Right wing Attempts to Undermine Sánchez Cerén’s Inauguration Ceremony
As Salvador Sánchez Cerén prepares to assume the presidency of El Salvador on June 1st, commencing the the nation’s second leftist Farabundo Martí National Liberation Front (FMLN) party administration, the right-wing opposition, which mounted a long and bitter battle before finally conceding electoral defeat, is now working to block funding for the inauguration ceremony.
In March, the right-wing Nationalist Republican Alliance (ARENA) party and the conservative media blasted the Legislative Assembly’s decision to reassign just under $1.5 million from the national budget to finance the ceremony, despite the fact that the four preceding ARENA administration ceremonies cost taxpayers between $2.1 million and $3.5 million each. Intent on impeding the incoming administration’s transition, a group of individuals—including a former vice president under ARENA—filed a Supreme Court case against the transfer of funds for the inauguration. The Court’s Constitutional Chamber, notorious for responding to right-wing interests, accepted the case and ordered the temporary freeze of the transfers.

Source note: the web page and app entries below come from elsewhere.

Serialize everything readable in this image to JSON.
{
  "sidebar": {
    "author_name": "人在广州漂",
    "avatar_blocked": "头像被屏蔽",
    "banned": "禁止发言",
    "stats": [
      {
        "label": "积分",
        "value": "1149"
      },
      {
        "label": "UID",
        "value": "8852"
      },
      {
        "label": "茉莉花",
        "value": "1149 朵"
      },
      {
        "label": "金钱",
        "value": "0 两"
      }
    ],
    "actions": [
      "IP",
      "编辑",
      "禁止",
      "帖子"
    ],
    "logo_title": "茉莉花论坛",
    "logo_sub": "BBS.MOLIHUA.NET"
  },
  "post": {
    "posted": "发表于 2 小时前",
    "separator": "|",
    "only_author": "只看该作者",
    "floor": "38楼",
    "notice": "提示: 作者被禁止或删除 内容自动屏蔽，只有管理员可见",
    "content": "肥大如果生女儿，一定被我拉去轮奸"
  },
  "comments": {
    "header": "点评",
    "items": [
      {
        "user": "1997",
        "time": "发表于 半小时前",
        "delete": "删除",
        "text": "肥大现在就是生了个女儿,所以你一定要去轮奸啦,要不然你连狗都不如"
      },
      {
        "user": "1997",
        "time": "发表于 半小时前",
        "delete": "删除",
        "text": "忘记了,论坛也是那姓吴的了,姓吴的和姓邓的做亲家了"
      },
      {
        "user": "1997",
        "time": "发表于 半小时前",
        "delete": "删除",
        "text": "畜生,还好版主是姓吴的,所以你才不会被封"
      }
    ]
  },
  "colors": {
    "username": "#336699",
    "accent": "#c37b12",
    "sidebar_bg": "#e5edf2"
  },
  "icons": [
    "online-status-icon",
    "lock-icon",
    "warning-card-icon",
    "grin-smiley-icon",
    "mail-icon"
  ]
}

Nevertheless, the FMLN has assured the public that Sánchez Cerén will enjoy a dignified ceremony that is now projected to be the most modest on record, costing a mere $850,000. “Nothing will take away the people’s happiness; Salvador Sánchez Cerén and Óscar Samuel Ortíz will assume their titles…with the same nobility and grace that a nation and a people should demonstrate before the world in an act of this nature,” said FMLN legislator Norma Guevara.
The ceremony will be attended by 13 presidents, among them regional leftist leaders Nicolás Maduro of Venezuela, Evo Morales of Bolivia and Rafael Correa of Ecuador. Although the FMLN-Funes inauguration in 2009 was attended by US Secretary of State Hillary Clinton, this year the United States is sending a less prestigious delegation led by María Contreras-Sweet, the Administrator of the Small Business Administration, accompanied by Secretary of State Counselor Thomas Shannon, Deputy Assistant Secretary of State for Western Hemisphere Affairs John Feeley and the National Security Council’s Latin America director Ricardo Zúñiga.